The programme ran in partnership with the charity Home-Start with several of the children being from families the charity work with. Alison Foden, Home-Start manager, noted that “We know that lots of the parents we work with their children are on free school meals. Healthy eating is a big issue for us. It’s trying to encourage and introduce healthier options. So we thought [the programme] would be good for our parents as well”.
Being involved in this project, Alison reveals, “is definitely having an effect […] The one thing that I think has been really positive for us [is] that with the families that we support, because we only see the preschool children, we hear issues with the older children for the parents but we don’t actually see it. So for us it’s been really helpful to see the older children, so that we can now support the parents with the issues they’ve got, having a better understanding of […] what these children are presenting.
“With two children I’m going to be getting in touch with their schools in September just to see how we can work together to try to improve situations for both parents and children”. Alison recognises the joy the programme brings to the children as she notes “the squeals of glee that come from the hall are just lovely and that says it all”. When asked if she would change anything on the programme, Alison replied “no, I think it’s been brilliant”.
What is the future of Healthy Holidays?
100% of parents and children asked on the summer holiday and October programme said they would return to Healthy Holidays.
What the children said:
“We like it and we might meet our friends”
“I have lots of friends now”
“Everyone is nice to me”
“I like the games and food”
“It’s just so fun and I love all the teachers […] You get to make new friends. You get to eat. You get to go outside. It’s just like a mini school”
“You wake up in the morning and you feel excited to go every single day”

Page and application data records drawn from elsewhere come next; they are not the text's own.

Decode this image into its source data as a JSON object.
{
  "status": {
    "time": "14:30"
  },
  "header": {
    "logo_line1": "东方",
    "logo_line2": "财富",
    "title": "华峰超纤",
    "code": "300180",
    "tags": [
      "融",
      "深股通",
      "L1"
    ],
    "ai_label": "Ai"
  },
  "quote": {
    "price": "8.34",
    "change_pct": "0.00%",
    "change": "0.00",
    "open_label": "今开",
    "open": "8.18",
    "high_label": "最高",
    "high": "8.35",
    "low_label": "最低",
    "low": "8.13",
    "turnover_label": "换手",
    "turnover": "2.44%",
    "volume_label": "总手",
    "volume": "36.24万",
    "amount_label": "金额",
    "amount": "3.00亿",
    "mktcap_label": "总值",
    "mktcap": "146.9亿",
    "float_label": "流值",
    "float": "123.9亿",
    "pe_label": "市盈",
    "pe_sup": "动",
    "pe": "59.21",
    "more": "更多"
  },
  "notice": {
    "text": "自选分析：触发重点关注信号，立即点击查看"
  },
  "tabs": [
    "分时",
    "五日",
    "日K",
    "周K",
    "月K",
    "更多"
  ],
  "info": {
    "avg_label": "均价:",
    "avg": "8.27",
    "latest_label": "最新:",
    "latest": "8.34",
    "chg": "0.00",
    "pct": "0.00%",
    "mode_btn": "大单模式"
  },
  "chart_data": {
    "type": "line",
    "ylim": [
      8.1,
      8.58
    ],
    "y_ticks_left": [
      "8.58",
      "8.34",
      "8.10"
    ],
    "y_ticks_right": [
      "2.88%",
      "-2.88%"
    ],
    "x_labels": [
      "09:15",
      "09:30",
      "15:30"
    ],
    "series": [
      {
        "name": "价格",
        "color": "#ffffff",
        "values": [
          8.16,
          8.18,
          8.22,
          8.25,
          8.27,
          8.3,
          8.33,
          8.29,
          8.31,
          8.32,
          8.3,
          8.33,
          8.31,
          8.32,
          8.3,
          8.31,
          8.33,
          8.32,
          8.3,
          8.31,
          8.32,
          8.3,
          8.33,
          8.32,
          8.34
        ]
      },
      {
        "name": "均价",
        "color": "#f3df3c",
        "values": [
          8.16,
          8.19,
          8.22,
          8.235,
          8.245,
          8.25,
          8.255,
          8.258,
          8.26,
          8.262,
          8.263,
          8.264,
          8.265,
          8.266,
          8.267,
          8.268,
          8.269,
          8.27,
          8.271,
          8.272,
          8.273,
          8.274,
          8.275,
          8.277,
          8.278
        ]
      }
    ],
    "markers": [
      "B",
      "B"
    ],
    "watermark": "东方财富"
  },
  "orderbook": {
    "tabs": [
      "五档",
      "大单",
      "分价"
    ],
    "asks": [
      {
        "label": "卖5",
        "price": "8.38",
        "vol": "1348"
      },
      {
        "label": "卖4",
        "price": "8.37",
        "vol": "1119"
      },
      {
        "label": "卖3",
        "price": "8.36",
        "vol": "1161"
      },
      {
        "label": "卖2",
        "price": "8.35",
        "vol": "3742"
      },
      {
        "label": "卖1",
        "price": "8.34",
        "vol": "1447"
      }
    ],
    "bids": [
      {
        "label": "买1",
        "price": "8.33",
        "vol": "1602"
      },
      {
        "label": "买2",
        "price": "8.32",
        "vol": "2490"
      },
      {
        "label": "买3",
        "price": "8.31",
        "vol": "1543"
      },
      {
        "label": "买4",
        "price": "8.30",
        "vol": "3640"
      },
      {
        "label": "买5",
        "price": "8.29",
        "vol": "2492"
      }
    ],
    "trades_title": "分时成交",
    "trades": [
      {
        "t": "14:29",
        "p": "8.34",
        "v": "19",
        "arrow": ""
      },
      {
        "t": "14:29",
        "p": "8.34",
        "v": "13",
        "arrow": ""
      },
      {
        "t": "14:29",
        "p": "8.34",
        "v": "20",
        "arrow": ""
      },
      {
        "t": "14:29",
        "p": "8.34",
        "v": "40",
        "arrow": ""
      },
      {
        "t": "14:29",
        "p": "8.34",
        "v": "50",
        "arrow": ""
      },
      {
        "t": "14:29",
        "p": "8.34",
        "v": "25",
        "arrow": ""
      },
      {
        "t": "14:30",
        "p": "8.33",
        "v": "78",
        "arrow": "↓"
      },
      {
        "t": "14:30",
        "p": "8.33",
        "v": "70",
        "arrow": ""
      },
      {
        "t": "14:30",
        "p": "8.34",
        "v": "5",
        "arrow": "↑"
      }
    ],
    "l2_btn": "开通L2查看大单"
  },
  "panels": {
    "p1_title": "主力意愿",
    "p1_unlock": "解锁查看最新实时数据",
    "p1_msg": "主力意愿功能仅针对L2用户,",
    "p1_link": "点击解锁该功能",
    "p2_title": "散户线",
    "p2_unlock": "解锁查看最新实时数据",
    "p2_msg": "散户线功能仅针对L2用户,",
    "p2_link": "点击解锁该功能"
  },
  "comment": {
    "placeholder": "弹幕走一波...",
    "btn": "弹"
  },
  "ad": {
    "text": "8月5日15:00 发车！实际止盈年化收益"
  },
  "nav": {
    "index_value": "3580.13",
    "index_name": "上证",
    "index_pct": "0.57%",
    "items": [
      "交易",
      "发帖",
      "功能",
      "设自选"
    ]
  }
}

What the parents said:
“It’s an excellent scheme, well run by staff who are dedicated to what they do”
“Child enjoys it, I need it, it seems makes her happy and healthier”
“Both extremely happy here”
Along with Alison Foden, numerous parents on the summer holiday and October programme said that they would not change anything about Healthy Holidays, however, as a project we are always aiming to develop. During the running of the programme developments are made as Darryl Moffat notes “at the end of the week we do a feedback meeting with the kids. So the coach will get all the kids in […] and they’ll say what did you enjoy, what didn’t you enjoy, what else would you like? And then we use that to make it better next time […] We want the whole programme to be child driven […] because [the children] know what they want, what they need and then we also want to show that we’re delivering the project to their needs and not to what we think, to what they want”.
Reviewing Healthy Holidays has enabled us to make plans regarding the future of the programme.
What the children said:
“Different sorts of equipment”
“Doing creative stuff […] like pictures and making baskets for Easter”
“Mashed potato and on a Friday pizza”
“More food options”
“Basketball, football, cricket”
What the parents said:
“Put the children into age related groups when doing some activities”
“Less bread, sandwiches/wraps”
“Second child discount would be great (20% off)”
“Dislike the time it finishes 6pm would be better due to work commitments”
“Maybe take children to local park on last day as a treat (weather permitting)”
“9am – 5pm start and finish. This club should run through the 6 week holiday as well”
Changes we will make:
1. Deliver lessons on nutrition to the children
2. Extend the range of activities to include more dance and art related activities
3. Expand the programme across different parts of North Birmingham
4. Continue to involve children in designing the menu and in food preparation
5. Provide an opportunity for children to prepare and serve a simple meal for their parents by the end of the programme